The circumstances of the assault at 88mph, a venue on Hobart Place in Civic, in May 2022 “don’t flatter” the 39-year-old, Magistrate James Stewart said at her sentencing.
He said she had been having a night on the town and clearly had far too much alcohol when she tried to use the men’s bathroom.
She was asked to leave by a staff member and there was an altercation between them. The manager arrived, stood between the pair and also asked the woman to leave.
She responded by pushing the manager in the throat, then punched her twice in the mouth and throat. The manager was left with bruising and a cut lip.
“It really doesn’t make sense why a law-abiding person would become violent, and violent towards another woman,” Magistrate Stewart said, noting she had no previous criminal history.
After the woman pleaded guilty to a charge of assault in the ACT Magistrates Court on Wednesday (12 April), her lawyer, Andrew Byrnes from Andrew Byrnes Law Group, said she had been going through “hell” at the time.

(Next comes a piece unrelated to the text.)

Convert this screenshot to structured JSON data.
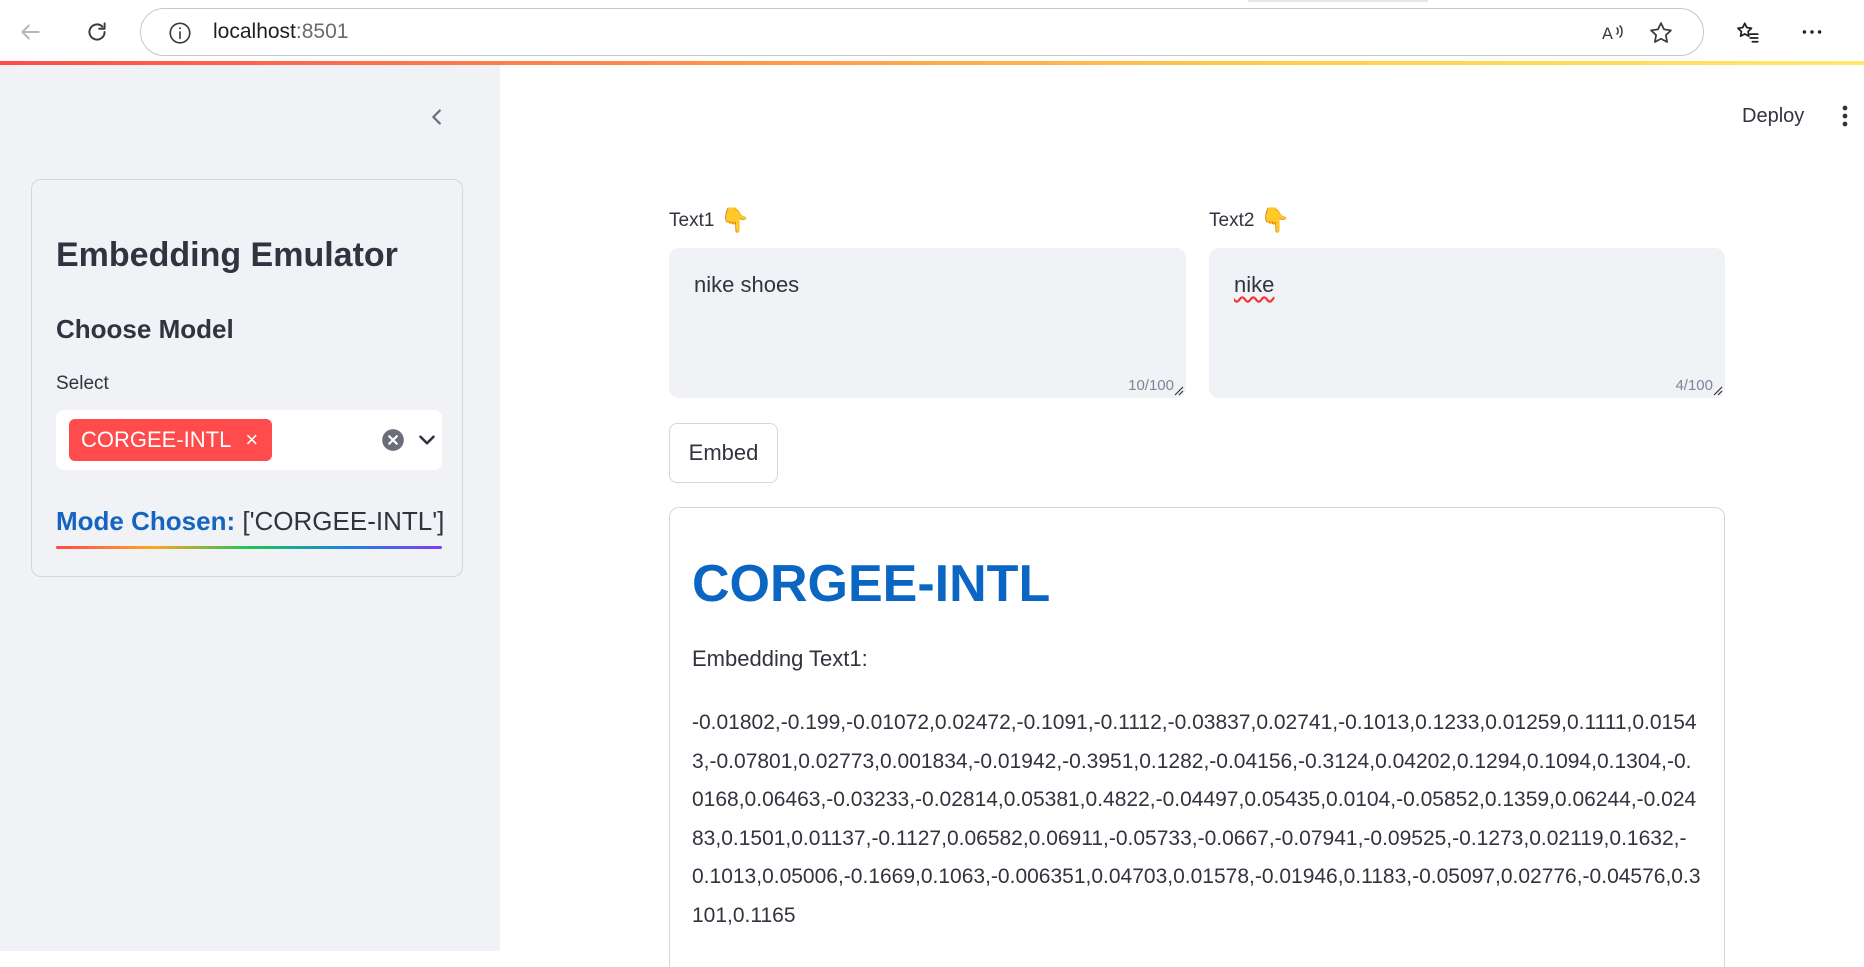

He said she’d drunk a large amount of alcohol and had just told her friend about her marital difficulties.
The court heard the woman’s husband was physically and mentally unwell and was reliant on her. She has had to increase the support she provided him and her family due to his illness.
She had also learned he had been having an affair and told her friend on the night of the assault.
Mr Byrnes said her emotional state had deteriorated when the affair was discussed and ultimately asked the court to spare his client a conviction.
“I have tremendous sympathy for this defendant,” Magistrate Stewart said when considering the issue.
“It is easy to understand how distressed she would have been and how the infidelity would have been a slap in her face.”
However, he said he could not see how he could allow a non-conviction order as the assault had been too serious and a working member of the public had been injured “for no reason”.
A non-conviction order would send “a terrible message to the community”, he said.
“You simply can’t assault people and walk away scot-free, no matter what your personal circumstances are,” Magistrate Stewart told her.
The woman, whom Region has chosen not to name, was convicted and sentenced to a 12-month good behaviour order with 75 hours of community service.
Always a rip off View